# Work to complete
Check every line below, and copy those that include "icon".
-=-=-
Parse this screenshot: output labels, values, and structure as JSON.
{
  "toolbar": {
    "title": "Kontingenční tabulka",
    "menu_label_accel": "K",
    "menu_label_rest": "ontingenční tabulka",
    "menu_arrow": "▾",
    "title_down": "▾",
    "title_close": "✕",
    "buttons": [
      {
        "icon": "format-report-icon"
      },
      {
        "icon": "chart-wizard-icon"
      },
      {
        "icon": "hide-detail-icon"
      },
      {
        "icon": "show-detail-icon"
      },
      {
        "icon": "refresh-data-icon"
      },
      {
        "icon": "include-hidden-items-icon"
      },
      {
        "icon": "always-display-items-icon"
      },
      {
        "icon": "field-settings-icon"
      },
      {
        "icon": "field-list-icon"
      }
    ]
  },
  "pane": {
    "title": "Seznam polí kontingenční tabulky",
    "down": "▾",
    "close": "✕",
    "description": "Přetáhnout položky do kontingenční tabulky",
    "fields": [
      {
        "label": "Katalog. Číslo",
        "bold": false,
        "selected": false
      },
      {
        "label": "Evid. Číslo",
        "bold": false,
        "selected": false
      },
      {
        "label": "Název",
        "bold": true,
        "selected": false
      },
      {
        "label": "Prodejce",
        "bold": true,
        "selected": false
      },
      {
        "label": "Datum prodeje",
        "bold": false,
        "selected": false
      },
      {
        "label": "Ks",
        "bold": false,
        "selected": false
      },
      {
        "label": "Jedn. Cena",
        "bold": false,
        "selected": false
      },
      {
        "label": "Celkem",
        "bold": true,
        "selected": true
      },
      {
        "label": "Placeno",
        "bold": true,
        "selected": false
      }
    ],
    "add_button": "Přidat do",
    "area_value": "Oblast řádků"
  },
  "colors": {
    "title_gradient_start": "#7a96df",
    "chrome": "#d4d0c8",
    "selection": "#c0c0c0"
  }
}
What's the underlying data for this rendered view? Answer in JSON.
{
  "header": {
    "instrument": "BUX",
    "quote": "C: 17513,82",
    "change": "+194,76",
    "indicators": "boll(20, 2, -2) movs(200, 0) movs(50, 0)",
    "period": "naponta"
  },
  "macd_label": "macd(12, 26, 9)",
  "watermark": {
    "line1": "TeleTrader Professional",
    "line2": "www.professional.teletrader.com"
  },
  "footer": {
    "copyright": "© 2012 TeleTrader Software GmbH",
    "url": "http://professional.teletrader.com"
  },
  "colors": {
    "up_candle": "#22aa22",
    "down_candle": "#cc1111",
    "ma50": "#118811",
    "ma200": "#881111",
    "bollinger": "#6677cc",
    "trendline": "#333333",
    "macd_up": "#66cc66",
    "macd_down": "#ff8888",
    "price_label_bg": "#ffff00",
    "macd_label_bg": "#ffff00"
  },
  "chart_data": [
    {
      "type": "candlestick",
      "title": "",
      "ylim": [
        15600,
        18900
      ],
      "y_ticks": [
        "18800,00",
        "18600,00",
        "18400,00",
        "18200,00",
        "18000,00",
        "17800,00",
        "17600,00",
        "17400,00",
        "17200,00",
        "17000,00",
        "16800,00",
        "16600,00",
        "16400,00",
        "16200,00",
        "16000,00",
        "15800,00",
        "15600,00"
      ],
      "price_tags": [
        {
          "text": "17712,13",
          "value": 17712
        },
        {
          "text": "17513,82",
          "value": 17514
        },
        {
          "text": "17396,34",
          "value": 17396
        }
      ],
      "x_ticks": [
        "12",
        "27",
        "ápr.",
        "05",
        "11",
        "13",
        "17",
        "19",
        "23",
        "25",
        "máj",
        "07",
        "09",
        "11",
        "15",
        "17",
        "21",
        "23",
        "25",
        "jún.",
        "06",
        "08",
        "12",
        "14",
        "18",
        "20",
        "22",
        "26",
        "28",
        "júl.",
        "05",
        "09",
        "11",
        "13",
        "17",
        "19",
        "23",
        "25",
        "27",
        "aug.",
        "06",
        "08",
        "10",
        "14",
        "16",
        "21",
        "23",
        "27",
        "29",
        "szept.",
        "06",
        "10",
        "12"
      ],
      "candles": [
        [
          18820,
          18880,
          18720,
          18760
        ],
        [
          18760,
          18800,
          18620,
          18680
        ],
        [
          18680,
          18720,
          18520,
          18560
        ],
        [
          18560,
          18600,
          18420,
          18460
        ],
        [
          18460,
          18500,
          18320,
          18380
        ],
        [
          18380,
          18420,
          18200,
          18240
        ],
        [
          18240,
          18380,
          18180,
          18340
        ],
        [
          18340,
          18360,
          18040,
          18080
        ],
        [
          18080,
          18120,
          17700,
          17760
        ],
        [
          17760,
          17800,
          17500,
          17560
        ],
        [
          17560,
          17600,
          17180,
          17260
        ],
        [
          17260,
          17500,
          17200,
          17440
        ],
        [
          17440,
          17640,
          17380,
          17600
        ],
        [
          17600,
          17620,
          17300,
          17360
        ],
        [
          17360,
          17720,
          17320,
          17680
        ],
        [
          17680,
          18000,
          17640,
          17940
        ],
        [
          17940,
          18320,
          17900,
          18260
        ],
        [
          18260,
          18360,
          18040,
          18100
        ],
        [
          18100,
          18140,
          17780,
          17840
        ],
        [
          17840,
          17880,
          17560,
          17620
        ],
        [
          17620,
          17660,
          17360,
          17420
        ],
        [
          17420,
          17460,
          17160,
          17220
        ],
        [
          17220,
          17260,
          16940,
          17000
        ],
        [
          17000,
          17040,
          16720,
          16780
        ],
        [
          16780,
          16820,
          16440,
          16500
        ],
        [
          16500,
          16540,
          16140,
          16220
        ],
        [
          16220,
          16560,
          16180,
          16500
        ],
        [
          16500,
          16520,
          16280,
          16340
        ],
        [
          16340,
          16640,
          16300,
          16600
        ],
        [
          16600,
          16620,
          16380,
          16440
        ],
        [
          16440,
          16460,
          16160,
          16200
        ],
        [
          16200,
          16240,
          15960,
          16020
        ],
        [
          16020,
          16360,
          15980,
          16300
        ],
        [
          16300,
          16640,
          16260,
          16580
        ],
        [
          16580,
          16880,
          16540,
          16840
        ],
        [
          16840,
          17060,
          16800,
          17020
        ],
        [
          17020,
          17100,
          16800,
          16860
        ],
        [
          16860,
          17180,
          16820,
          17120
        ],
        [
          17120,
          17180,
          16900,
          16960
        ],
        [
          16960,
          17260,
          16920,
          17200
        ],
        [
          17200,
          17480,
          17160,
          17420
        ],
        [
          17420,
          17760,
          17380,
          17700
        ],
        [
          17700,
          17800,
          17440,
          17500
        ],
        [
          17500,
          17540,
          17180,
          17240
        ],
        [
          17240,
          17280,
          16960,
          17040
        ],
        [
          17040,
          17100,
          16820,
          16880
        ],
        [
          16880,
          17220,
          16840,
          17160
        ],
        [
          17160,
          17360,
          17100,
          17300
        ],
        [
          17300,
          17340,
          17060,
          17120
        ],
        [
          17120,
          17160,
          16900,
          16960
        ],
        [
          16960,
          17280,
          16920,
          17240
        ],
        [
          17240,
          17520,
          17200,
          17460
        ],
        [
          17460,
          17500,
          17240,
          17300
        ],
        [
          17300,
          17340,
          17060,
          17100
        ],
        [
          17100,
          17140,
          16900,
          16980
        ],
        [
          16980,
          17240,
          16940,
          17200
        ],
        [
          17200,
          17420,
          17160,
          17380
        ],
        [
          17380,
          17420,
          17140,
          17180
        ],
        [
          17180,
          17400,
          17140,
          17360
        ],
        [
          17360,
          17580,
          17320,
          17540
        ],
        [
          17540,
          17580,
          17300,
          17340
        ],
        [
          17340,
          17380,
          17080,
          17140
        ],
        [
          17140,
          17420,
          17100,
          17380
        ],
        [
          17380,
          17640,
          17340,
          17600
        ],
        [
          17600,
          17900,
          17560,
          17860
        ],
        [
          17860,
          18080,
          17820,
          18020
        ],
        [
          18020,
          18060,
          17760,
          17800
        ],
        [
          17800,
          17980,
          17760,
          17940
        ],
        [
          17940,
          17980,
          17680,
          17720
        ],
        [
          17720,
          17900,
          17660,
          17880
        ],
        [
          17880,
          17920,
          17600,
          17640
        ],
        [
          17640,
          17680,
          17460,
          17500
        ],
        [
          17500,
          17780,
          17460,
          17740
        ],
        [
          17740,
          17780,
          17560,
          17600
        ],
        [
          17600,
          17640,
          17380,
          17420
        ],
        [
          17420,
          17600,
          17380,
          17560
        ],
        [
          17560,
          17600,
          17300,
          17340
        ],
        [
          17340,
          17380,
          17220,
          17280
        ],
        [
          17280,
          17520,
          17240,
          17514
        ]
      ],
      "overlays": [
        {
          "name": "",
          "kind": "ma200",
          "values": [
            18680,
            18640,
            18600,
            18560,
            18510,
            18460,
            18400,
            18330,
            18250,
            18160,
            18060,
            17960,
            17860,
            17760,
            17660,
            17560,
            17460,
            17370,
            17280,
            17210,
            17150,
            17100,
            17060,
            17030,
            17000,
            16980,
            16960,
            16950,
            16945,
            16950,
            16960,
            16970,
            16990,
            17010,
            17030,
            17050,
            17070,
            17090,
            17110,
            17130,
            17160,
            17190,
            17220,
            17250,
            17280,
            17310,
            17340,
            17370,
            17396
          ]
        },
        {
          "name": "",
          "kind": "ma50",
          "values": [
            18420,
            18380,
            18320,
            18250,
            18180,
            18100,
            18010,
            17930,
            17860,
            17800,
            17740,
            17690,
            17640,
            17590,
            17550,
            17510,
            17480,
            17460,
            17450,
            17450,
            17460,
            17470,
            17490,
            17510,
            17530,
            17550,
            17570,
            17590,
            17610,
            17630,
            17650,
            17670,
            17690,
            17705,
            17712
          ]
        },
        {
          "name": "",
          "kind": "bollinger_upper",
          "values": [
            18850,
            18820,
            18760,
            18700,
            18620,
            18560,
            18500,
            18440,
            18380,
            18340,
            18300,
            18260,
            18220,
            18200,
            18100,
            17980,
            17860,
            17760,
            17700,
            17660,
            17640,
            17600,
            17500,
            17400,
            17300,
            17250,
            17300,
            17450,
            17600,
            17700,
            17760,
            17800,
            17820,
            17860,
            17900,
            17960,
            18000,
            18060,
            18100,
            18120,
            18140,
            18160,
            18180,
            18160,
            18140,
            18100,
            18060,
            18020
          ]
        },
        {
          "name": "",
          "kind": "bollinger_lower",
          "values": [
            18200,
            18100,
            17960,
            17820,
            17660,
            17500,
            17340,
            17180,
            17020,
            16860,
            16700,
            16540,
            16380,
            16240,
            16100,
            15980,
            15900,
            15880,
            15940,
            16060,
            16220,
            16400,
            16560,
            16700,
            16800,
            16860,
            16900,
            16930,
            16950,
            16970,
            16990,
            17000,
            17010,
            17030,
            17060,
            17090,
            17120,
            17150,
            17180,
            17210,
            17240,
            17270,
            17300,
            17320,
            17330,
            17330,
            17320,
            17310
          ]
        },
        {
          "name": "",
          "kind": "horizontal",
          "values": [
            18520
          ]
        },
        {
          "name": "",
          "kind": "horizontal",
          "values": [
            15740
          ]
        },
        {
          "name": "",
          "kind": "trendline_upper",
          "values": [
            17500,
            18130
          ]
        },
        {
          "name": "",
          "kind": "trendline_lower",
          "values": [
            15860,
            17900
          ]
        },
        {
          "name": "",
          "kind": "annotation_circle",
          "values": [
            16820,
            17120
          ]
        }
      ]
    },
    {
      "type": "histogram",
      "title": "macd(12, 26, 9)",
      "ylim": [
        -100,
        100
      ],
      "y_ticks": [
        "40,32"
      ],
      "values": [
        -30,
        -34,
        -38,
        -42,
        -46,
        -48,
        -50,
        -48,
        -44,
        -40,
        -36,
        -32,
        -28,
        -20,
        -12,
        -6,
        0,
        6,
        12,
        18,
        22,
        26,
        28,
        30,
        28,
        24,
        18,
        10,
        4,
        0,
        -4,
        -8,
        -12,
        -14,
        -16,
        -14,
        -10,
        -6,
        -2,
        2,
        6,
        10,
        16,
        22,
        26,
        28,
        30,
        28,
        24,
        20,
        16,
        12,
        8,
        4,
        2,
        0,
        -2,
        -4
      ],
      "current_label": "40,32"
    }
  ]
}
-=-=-
# Expected output
        "icon": "format-report-icon"
        "icon": "chart-wizard-icon"
        "icon": "hide-detail-icon"
        "icon": "show-detail-icon"
        "icon": "refresh-data-icon"
        "icon": "include-hidden-items-icon"
        "icon": "always-display-items-icon"
        "icon": "field-settings-icon"
        "icon": "field-list-icon"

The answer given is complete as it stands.